- If your company cares about lead generation, measure and report the number of marketing qualified leads (MQL) and sales qualified leads (SQL) your campaign generated.
- If your company cares about customer retention, measure and report the number of repeat customers your campaign drove.
That seems obvious, but too many marketers fail to connect campaign performance to business outcomes, instead reporting vanity metrics like social media impressions or email clicks or website visitors.
Yes, those metrics correlate with revenue, leads, and repeat customers, but how is your CFO supposed to reach when you tell them your email marketing campaign sent 50,000 emails and generated 5,000 clicks to your landing page?
What’s the value of those 5,000 clicks to the business?
You need to have a holistic understanding of each campaign by focusing on your funnel. If you’re trying to generate product sales with an email marketing campaign, you’ll need to measure the following raw count metrics:
- Sent emails
- Delivered emails
- Opened emails
- Email clickthroughs
- Product purchases
- Email unsubscribes
Those raw count metrics are vanity metrics (except for product purchases). You need to convert them to conversion rate metrics:
- Bounce rate: Number of sent emails which failed to deliver
- Open rate: Number of delivered emails which were opened
- Clickthrough rate (CTR): Number of delivered emails which resulted in a link click
- Click-to-open rate (CTOR): Number of opened emails which results in a link click
- Campaign conversion rate: Number of delivered emails which resulted in a sale
- Landing page conversion rate: Number of link clicks which resulted in a sale
- Unsubscribe rate: Number of delivered emails which resulted in an unsubscribe
We’re getting closer. These conversion rate metrics are great for comparing campaign performance to identify, prioritise, and optimise high-performing campaigns. Still, we can do better for our decision-making executives by factoring in campaign costs and revenues:
- Return on investment (ROI): Net revenue generated from campaign spend
- Customer acquisition cost (CAC): Cost to generate one new customer measured by (Campaign Spend) / (Number of New Customers)

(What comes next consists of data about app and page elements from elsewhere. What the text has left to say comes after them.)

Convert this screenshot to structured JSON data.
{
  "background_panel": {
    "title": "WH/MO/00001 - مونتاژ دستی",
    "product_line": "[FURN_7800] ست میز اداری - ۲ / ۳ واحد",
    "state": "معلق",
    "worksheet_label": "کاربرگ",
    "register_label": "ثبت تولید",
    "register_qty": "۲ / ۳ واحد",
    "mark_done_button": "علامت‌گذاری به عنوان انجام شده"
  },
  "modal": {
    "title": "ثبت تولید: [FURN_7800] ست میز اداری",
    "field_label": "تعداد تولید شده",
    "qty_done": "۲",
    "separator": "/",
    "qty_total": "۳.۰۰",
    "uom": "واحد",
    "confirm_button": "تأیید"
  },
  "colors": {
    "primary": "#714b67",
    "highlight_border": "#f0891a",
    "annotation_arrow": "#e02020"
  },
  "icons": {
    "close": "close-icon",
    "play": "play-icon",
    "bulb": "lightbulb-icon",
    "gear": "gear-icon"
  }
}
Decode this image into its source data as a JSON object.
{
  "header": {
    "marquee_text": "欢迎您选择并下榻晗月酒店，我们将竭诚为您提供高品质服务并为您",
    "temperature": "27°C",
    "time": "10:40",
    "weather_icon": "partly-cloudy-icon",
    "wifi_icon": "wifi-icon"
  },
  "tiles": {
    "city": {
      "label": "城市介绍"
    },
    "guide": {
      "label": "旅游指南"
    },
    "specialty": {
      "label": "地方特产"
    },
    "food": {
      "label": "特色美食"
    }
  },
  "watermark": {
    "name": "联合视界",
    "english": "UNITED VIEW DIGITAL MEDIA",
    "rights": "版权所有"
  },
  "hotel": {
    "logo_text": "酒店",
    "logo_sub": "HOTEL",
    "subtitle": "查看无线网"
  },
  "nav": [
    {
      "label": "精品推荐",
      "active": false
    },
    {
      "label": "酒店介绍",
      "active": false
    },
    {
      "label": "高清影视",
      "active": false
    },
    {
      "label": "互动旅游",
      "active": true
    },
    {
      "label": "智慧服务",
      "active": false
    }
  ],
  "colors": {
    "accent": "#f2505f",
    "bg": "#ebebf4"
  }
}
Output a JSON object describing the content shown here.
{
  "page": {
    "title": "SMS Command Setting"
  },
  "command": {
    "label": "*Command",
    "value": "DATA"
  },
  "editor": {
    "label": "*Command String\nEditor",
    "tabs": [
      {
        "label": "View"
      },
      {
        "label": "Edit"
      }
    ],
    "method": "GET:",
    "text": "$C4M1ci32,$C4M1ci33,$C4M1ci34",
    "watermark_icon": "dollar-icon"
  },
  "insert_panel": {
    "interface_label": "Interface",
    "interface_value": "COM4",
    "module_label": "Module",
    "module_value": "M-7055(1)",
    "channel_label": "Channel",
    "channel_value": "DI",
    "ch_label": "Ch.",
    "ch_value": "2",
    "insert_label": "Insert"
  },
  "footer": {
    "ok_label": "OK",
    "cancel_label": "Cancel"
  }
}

- Customer lifetime value (CLTV): Amount of value the average customer generates for your business, generally reported as net revenue after expenses (not including marketing)
- CLTV-to-CAC ratio: Relationship between the campaign-driven value of one customer and the cost to acquire that customer (this absolutely must be positive)
These are the metrics your executives care about. If you’re trying to transition your company away from benchmark budgeting to zero-based budgeting, these metrics are how you do it.
Marketing Management is multi-faceted and complex, encompassing everything from C-Level strategy development to ground-level tactical execution. It requires you to be a skilled leader and communicator with both cross-functional familiarity and tactical, subject matter expertise.
Put bluntly, a lot is asked (and expected) of today’s marketing managers.
Marketers who balance the job’s many demands attribute their success to two factors:
- Well-developed processes and workflows
- Powerful marketing tools that seamlessly integrate with and streamline those workflows
Tools like TrueNorth, a marketing management system that helps marketing teams create adaptable plans, attribute value, and prioritise campaigns, are critical for marketers who want to rise above the chaos and become invaluable to their company’s success.
If you’re interested in joining our beta, you can join here. As a Venture Harbour reader, you’ll be jumped to the front of the beta queue.